Smith, a professor in EWU’s geography, anthropology and planning department, summarized several primary concerns voiced by other faculty members. She said administrators were slow to acknowledge that EWU has struggled with declining enrollment – and thus declining tuition revenue – for years, while comparable schools like Western Washington University have not experienced the same problem.

Smith also lamented cuts to EWU’s faculty during the past two years of budget cuts, as well as frequent turnover in the administration.

“This is a university in chaos,” Smith said. “Mary Cullinan has been president for six years, and in that time she has had four provosts. Four provosts in six years is not normal. Three vice presidents of student affairs is not normal. Three vice presidents of advancement is not normal. Laying off and then rehiring a vice president of diversity is not normal.”

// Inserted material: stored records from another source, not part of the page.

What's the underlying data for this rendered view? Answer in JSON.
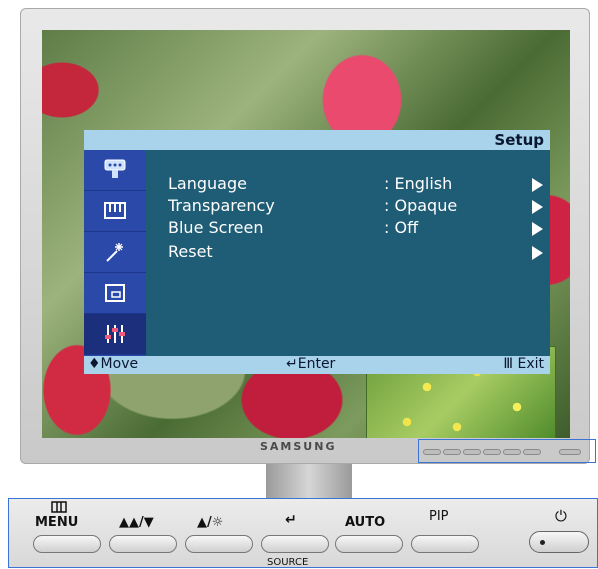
{
  "osd": {
    "title": "Setup",
    "tabs": [
      {
        "icon": "input-icon"
      },
      {
        "icon": "picture-icon"
      },
      {
        "icon": "magic-icon"
      },
      {
        "icon": "window-icon"
      },
      {
        "icon": "setup-sliders-icon",
        "active": true
      }
    ],
    "rows": [
      {
        "label": "Language",
        "value": ": English"
      },
      {
        "label": "Transparency",
        "value": ": Opaque"
      },
      {
        "label": "Blue Screen",
        "value": ": Off"
      },
      {
        "label": "Reset",
        "value": ""
      }
    ],
    "footer": {
      "move": "♦Move",
      "enter": "↵Enter",
      "exit": "Ⅲ Exit"
    }
  },
  "monitor": {
    "brand": "SAMSUNG"
  },
  "controls": {
    "menu": "MENU",
    "brightness_down": "▲▲/▼",
    "up_brightness": "▲/☼",
    "source_icon": "↵",
    "auto": "AUTO",
    "pip": "PIP",
    "power_icon": "⏻",
    "source_label": "SOURCE"
  },
  "colors": {
    "osd_panel": "#1f5c75",
    "osd_tabs": "#2a49a8",
    "osd_bar": "#a9d3ea",
    "highlight": "#3a74d4"
  }
}
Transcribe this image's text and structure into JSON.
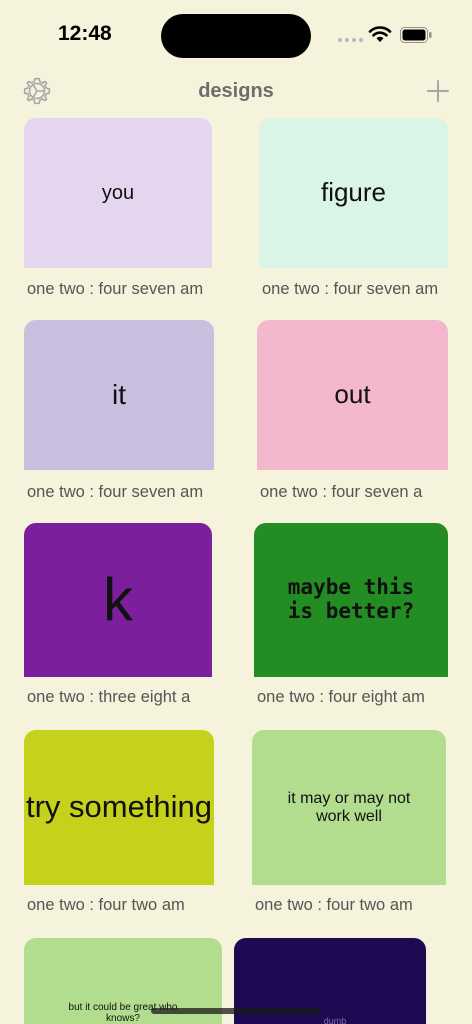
{
  "status": {
    "time": "12:48"
  },
  "nav": {
    "title": "designs",
    "settings_icon": "gear-icon",
    "add_icon": "plus-icon"
  },
  "colors": {
    "background": "#f5f3dc"
  },
  "cards": [
    {
      "text": "you",
      "caption": "one two : four seven  am",
      "bg": "#e5d5ef"
    },
    {
      "text": "figure",
      "caption": "one two : four seven  am",
      "bg": "#daf5e6"
    },
    {
      "text": "it",
      "caption": "one two : four seven  am",
      "bg": "#cbbfdf"
    },
    {
      "text": "out",
      "caption": "one two : four seven  a",
      "bg": "#f4b8ce"
    },
    {
      "text": "k",
      "caption": "one two : three eight  a",
      "bg": "#7c1f9c"
    },
    {
      "text": "maybe this is better?",
      "caption": "one two : four eight  am",
      "bg": "#238d23"
    },
    {
      "text": "try something",
      "caption": "one two : four two  am",
      "bg": "#c5d11a"
    },
    {
      "text": "it may or may not work well",
      "caption": "one two : four two  am",
      "bg": "#b2dd8e"
    },
    {
      "text": "but it could be great who knows?",
      "caption": "",
      "bg": "#b2dd8e"
    },
    {
      "text": "dumb",
      "caption": "",
      "bg": "#1d0a52"
    }
  ]
}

The eight trustees have stood firmly behind Cullinan and defended her leadership, but several apologized Thursday for sounding “dismissive” when they responded to the faculty senate’s no-confidence vote in a joint statement.

“It may have come off that way, but I just want to tell you, honestly, it was not intended to be dismissive,” Trustee Jay Manning told Smith. “And we are very sincere when we say we really want to engage with faculty to understand your perspective, and to be partners with you as we figure out this path to the future.”

The meeting then took on a conciliatory tone, with faculty members, administrators and trustees pledging participation in constructive dialogue as they work out details of the budget cuts.

EWU’s faculty union, the United Faculty of Eastern, operates independently of the Faculty Organization and its senators.

The union’s president, history professor Michael Conlin, said Thursday that professors have proposed many changes to their working conditions, including furloughs, that could save the university up to $5 million without requiring tenured faculty buyouts.

Conlin said the union wants to reopen contract negotiations to enact those changes, and he asked the trustees to encourage the administration to participate in that process.

Provost David May, the university’s chief academic officer, said there may have been some miscommunication between the union and the administration. But he said proposals such as furloughs may be untenable, as students’ classroom experience could suffer if their professors leave partway through a quarter or program.

In an interview with The Spokesman-Review on Wednesday, Cullinan said she would seek to rectify faculty concerns about the level of communication they receive from her administration. But she rejected the idea that her administration has not been transparent in enacting budget cuts or reorganizing colleges.

“We’ve been keeping people apprised as much as possible going forward here. We’ve had presentations to the faculty senate, to the board of trustees. We have a lot of information on the website. We send out memos all the time,” Cullinan said, noting that the faculty senate recently gave its stamp of approval for the reorganization plan.

“They’ve been participating in this process all along,” Cullinan said.

On Thursday, she stressed that EWU must take a holistic approach toward its inevitable downsizing.

“Educating students, preparing them to be successful, is our mission at the university. But I want to stress that educating students takes much more than a faculty member walking into a classroom,” Cullinan said.

“Eastern is a small city,” she said. “There are hundreds of people behind that faculty member and that room full of students – people who run payroll, who manage the web and IT, raise scholarship dollars, handle HR, manage budgets, feed and house students, get students enrolled, get them their grades and transcripts, advise and counsel them, keep the campus safe, repair and clean buildings, run the boilers.

“If everyone does their job well, the faculty member and those students don’t even really know the support people are there. They just experience a campus that works. As budgets have tightened, we’ve been cutting back on those support services, but we still have to continue them. We still need them.”